### DATA TO USE
Segment Open

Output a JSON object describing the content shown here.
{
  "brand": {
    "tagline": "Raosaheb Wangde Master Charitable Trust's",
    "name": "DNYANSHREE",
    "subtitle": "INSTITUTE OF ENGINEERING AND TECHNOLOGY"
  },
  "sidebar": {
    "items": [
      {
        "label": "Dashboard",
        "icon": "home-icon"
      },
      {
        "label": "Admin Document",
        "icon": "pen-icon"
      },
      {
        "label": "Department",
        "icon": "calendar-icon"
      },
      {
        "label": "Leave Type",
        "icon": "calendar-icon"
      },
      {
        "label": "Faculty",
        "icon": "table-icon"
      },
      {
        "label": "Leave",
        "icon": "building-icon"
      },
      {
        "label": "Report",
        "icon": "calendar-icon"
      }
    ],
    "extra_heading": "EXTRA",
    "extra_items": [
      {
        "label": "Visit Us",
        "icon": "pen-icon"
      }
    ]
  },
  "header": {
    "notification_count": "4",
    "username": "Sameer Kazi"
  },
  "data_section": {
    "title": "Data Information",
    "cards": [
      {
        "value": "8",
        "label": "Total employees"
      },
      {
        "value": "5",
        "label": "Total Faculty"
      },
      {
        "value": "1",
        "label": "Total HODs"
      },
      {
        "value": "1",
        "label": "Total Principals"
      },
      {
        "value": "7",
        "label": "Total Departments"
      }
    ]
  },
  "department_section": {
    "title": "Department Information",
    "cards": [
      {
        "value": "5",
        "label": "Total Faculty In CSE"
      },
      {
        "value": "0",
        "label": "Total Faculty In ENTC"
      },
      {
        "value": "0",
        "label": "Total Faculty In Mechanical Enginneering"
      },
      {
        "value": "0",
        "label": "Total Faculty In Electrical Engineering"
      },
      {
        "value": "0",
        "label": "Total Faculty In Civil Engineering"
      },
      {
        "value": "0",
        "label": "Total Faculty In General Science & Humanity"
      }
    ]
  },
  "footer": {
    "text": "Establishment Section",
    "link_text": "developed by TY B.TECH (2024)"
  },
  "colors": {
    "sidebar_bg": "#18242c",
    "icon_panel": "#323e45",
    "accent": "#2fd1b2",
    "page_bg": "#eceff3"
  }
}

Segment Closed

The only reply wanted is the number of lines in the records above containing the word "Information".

2